# Exercise directions
Your answer needs to include each line of the records in which the string "Rate" can be found.

Top of Record excerpts

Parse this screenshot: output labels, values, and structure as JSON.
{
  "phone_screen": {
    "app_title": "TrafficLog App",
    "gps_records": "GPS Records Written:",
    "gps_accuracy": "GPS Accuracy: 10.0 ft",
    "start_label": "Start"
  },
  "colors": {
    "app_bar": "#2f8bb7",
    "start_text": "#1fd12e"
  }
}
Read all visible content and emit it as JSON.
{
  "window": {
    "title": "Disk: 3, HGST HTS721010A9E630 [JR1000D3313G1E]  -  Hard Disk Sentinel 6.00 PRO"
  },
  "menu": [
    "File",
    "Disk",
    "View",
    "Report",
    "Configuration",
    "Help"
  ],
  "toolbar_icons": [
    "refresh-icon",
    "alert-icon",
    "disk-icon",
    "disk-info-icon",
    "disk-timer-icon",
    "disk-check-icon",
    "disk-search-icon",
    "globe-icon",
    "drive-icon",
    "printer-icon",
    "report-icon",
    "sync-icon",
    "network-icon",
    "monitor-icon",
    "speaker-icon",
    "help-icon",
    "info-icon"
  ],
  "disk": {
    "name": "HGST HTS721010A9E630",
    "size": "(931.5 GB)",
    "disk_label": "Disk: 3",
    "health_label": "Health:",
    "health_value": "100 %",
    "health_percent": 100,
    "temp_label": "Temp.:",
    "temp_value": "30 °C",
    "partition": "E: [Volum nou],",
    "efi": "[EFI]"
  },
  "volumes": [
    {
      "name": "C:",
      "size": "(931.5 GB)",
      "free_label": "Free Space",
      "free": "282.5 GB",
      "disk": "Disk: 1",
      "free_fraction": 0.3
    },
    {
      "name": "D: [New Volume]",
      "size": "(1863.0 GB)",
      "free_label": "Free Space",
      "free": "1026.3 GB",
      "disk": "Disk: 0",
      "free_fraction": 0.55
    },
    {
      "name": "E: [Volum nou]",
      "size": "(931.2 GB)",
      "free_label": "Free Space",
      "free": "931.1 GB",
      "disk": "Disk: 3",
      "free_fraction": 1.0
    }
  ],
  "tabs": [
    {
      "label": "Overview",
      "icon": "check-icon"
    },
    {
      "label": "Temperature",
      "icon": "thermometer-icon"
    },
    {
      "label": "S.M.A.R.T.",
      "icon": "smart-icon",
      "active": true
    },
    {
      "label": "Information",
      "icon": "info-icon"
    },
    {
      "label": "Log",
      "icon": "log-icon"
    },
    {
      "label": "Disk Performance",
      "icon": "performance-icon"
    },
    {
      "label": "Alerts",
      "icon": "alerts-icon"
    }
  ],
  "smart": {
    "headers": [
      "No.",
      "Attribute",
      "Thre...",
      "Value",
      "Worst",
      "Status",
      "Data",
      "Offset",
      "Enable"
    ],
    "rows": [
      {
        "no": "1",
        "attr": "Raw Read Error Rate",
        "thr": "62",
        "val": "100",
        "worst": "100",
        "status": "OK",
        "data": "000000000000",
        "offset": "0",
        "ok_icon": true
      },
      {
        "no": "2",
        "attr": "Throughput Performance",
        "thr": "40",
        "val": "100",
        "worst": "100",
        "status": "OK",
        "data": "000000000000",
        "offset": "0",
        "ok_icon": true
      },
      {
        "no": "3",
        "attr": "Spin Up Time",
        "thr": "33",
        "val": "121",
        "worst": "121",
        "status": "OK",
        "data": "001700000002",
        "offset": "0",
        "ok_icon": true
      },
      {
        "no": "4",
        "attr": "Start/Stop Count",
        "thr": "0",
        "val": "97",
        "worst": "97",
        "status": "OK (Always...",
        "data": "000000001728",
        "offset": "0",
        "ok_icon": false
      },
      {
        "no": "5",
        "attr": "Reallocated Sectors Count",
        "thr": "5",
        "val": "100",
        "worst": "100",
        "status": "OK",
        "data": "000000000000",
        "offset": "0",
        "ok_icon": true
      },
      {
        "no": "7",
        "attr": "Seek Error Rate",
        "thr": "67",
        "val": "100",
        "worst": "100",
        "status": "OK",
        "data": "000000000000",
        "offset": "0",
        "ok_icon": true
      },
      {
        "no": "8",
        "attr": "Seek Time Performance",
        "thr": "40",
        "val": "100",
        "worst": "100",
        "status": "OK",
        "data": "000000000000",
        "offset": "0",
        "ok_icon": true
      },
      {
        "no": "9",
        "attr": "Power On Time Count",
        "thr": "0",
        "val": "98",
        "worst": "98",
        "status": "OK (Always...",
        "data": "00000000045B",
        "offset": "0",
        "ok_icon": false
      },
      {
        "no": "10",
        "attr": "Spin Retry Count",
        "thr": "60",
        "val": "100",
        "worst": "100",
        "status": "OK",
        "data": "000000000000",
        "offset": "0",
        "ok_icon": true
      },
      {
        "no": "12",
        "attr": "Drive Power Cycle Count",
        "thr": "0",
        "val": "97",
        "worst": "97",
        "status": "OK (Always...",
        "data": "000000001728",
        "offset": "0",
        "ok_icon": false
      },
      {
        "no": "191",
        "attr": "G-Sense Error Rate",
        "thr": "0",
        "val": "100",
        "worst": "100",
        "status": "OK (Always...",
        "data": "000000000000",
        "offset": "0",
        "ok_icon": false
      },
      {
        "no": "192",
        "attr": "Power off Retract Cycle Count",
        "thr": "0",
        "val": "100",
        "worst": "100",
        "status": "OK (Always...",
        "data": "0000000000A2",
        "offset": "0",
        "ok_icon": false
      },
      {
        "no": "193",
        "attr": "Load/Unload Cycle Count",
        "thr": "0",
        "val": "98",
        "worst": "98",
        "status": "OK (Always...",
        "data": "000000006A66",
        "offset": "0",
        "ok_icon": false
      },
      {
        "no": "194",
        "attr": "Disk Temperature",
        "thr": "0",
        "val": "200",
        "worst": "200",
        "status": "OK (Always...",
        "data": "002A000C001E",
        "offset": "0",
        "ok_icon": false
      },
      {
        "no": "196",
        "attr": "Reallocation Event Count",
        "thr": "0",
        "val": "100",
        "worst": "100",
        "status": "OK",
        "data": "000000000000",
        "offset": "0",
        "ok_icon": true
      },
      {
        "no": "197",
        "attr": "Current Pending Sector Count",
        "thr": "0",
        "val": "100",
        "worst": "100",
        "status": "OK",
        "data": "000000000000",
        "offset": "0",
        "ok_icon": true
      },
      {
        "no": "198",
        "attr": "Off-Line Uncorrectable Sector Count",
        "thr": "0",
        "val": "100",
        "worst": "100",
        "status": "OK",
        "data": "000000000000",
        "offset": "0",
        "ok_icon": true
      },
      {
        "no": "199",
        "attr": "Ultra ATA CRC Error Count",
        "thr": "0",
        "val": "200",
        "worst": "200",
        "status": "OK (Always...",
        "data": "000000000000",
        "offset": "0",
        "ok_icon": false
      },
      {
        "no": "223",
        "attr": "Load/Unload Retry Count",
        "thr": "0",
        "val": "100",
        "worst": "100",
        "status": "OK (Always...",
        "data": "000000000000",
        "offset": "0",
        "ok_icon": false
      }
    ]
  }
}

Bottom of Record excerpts

# Exercise answer
        "attr": "Raw Read Error Rate",
        "attr": "Seek Error Rate",
        "attr": "G-Sense Error Rate",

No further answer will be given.